» Exercise description
Copy every line of the records below where the word "true" occurs.

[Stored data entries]
+ + +
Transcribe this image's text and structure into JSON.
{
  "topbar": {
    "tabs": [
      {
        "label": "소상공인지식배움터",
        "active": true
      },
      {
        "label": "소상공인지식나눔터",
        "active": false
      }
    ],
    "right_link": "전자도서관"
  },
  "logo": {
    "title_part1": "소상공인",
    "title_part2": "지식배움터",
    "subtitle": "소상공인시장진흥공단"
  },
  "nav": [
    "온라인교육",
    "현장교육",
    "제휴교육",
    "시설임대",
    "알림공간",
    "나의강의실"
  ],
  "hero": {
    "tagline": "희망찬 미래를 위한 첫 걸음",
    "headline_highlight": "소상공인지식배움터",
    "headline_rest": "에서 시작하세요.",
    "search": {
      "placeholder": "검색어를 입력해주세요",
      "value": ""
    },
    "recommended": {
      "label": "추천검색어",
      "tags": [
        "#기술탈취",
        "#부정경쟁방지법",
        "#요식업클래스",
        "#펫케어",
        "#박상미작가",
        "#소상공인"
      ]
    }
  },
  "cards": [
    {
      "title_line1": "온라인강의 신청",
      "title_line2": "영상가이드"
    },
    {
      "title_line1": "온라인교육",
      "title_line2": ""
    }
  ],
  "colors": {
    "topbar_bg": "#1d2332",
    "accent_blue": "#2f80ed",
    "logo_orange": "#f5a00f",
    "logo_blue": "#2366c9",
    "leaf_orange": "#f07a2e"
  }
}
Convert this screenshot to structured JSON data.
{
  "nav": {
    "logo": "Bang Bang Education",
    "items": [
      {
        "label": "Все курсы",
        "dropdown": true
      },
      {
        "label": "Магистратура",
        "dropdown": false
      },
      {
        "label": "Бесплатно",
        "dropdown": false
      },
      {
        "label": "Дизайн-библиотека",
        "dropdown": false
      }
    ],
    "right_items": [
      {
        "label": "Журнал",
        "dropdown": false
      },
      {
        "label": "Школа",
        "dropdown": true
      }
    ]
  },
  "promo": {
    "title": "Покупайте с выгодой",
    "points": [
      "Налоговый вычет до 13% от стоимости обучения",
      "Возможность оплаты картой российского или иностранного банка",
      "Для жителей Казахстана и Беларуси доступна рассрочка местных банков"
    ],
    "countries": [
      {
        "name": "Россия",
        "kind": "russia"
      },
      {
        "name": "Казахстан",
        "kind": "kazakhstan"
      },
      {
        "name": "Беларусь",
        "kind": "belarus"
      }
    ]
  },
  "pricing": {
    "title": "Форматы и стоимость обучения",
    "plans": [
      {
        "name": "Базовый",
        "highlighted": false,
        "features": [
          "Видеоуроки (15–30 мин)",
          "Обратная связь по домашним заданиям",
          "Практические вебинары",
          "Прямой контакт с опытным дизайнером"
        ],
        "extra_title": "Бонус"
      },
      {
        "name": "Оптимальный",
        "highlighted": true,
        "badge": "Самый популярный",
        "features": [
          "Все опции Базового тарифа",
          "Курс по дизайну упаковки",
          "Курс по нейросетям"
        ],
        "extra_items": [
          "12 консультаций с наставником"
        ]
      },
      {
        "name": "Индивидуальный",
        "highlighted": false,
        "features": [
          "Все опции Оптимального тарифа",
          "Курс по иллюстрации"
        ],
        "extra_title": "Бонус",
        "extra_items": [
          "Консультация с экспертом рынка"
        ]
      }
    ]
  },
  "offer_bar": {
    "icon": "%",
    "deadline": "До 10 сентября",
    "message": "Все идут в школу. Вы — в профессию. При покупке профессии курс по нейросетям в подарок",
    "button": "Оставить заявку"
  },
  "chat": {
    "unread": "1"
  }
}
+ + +
» Output below
        "active": true
        "dropdown": true
        "dropdown": true
        "highlighted": true,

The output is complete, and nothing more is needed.